Thursday, October 20, 2011

Who Are The 99 Percent?

We now know what they want, what social networks and online tools they use and who doesn’t like them. But just who are the Occupy Wall Street protesters?

They define themselves as just plain people; the 99 percent who are getting screwed by the 1 percent. It might be why 99% of the cops are so cheerful and accommodating in so many cities where the Occupy Movement has taken hold.

It is a movement whose time has come, as evidenced by its incredible growth in the last month. As if a lot of folks were waiting for something to start, and when it did, they joined.

OWS and the entire Occupy Together movement has been called unfocused, loud, a mob, unwashed, and far worse by those who feel threatened by something outside of their sphere if influence.

Yes, the 99 percent are angry that the banks got bailed out and the rest of America got sold out. they’re angry that long-term unemployed people are being vilified as lazy, that people who die because they don’t have insurance are seen as people who made “bad choices,” that unions are seen as groups of thugs, that people can work 40 hours a week and not be able to live on what they make, that the CEOs of the companies they work for make 560 times what they earn, that people’s homes are being taken away by the very banks our tax money bailed out three years ago, that our immigration policy allows mother and fathers to be torn from their children and deported, that children go hungry, that we can’t seem to stop the rape of our environment by big oil, gas and coal companies, that we’re engaged in so many wars and overseas adventures, that unmanned drones kill more innocent civilians than they do combatants …

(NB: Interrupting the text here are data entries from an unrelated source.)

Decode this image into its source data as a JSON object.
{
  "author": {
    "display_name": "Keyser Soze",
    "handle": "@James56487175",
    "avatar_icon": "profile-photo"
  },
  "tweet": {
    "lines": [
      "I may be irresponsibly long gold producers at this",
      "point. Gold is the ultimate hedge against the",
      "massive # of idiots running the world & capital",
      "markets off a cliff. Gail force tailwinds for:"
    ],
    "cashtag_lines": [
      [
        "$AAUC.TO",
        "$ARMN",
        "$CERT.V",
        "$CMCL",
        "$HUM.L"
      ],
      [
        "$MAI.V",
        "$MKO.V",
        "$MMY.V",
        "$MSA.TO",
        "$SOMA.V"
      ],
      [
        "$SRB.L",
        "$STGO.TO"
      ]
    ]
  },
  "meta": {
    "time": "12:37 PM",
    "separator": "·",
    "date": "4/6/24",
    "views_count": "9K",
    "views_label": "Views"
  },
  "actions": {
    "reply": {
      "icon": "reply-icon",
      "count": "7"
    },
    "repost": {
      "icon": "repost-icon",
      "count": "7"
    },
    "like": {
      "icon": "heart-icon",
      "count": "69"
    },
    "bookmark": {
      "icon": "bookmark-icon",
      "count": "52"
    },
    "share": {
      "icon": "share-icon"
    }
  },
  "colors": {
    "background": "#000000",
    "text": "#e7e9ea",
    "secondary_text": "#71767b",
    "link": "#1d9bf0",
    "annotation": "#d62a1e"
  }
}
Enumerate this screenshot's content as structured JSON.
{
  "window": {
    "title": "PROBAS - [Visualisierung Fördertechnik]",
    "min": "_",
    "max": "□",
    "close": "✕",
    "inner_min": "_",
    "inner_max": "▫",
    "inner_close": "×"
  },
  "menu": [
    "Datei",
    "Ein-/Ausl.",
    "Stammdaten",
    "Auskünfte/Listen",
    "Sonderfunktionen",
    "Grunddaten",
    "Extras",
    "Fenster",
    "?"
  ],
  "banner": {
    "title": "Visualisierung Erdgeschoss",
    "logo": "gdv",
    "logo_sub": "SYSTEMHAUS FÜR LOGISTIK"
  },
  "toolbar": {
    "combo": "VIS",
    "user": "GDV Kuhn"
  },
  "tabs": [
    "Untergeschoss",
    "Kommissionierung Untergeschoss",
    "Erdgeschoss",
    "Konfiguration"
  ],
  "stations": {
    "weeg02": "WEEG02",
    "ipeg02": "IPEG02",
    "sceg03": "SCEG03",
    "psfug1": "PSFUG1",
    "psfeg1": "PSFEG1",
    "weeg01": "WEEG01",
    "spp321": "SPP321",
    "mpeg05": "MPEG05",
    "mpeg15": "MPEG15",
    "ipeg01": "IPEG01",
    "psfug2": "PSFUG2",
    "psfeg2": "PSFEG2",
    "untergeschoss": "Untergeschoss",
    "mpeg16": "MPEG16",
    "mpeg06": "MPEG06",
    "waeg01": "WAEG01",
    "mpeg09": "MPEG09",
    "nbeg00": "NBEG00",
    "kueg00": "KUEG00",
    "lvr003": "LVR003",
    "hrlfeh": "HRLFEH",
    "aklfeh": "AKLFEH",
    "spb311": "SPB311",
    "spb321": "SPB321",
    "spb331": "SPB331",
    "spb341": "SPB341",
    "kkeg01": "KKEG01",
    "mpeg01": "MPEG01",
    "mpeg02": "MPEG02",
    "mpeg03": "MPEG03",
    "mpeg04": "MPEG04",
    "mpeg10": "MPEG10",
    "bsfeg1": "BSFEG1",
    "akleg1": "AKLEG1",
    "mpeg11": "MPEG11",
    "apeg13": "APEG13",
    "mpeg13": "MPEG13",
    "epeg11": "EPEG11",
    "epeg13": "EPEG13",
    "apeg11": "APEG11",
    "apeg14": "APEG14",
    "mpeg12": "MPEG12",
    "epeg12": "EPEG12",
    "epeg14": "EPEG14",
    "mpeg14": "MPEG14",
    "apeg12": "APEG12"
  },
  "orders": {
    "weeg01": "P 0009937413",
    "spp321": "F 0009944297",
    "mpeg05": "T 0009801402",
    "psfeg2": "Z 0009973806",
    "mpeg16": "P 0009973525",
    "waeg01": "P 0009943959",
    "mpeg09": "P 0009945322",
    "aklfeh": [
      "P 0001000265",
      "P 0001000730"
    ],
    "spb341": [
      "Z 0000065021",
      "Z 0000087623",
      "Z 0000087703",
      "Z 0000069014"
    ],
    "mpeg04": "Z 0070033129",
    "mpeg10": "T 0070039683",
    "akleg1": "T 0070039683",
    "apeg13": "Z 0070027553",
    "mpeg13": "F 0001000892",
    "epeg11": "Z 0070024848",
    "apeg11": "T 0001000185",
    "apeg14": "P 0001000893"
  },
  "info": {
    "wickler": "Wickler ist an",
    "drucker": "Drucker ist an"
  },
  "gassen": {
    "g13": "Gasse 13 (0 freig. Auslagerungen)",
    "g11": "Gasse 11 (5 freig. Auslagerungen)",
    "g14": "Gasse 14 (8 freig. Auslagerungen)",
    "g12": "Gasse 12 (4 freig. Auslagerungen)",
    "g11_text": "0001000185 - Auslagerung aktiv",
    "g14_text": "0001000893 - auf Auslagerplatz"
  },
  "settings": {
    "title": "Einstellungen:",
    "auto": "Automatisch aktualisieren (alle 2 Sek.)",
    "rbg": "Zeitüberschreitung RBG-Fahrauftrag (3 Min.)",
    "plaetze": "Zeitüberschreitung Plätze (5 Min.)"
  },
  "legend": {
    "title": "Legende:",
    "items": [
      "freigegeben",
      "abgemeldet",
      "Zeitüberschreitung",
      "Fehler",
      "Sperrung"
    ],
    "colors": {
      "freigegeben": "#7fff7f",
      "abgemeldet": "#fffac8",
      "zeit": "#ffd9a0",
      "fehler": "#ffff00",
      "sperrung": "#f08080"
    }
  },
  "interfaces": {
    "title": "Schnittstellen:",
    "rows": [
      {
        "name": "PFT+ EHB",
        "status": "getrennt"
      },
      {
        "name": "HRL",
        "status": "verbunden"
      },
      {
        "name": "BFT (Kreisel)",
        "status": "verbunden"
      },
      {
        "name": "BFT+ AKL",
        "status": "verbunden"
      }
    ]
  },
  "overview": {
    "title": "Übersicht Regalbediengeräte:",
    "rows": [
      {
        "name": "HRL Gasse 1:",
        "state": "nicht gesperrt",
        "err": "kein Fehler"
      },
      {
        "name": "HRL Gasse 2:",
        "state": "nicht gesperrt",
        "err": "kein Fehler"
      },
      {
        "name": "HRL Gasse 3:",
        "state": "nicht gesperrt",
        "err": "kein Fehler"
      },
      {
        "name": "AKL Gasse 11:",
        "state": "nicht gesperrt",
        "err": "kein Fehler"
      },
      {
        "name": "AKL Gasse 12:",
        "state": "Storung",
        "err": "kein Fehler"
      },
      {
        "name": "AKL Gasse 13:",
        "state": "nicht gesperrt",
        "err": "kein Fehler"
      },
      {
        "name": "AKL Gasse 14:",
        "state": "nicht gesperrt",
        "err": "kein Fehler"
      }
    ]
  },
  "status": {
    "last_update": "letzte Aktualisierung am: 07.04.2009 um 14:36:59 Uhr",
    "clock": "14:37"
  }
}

There’s a lot wrong with America right now, and the 99 percent, want to change they can believe in - for real this time.

A couple of demographic surveys of the Occupy movement activists and supporters are now available. The first survey, the results of which appear in an academic paper written by Héctor Codero-Guzmán, PhD, a sociology professor at the City University of New York (CUNY), used visitors to the Occupy Wall Street movement’s website as its sample size. The paper was published online on the Occupy Wall Street website on Wednesday.

Among the findings, Codero-Guzmán discovered that 70 percent of the survey’s 1,619 respondents self-identified as Independents, compared to 27.3% Democrats and 2.4% self-identified Republicans.

64.2% of respondents were younger than 34 years of age, but one in three respondents was over 35 and one in five was 45 or older. 15.4% reported earning annual household income between $50,000 and $74,999. Another 13% earns over $75,000 , and 2% said they made over $150,000 annually, putting them in the top 10 percent of all American earners. 47.5% of the sample said they earn less than $24,999 dollars a year and another quarter (24%) reported earning between $25,000 and $49,999 per year. 71.5% earn less than $50,000 per year. 92.1% have attended college, earned a college degree, or a graduate degree. 50.4% are employed full-time, and 20.4% are employed part-time.

The other demographic survey of the movement was an in-person questionnaire of some 198 protesters on the ground in Zuccotti Square, conducted by Fox News analyst Douglas Schoen’s polling organization on October 10th and 11th.

No comments:

Post a Comment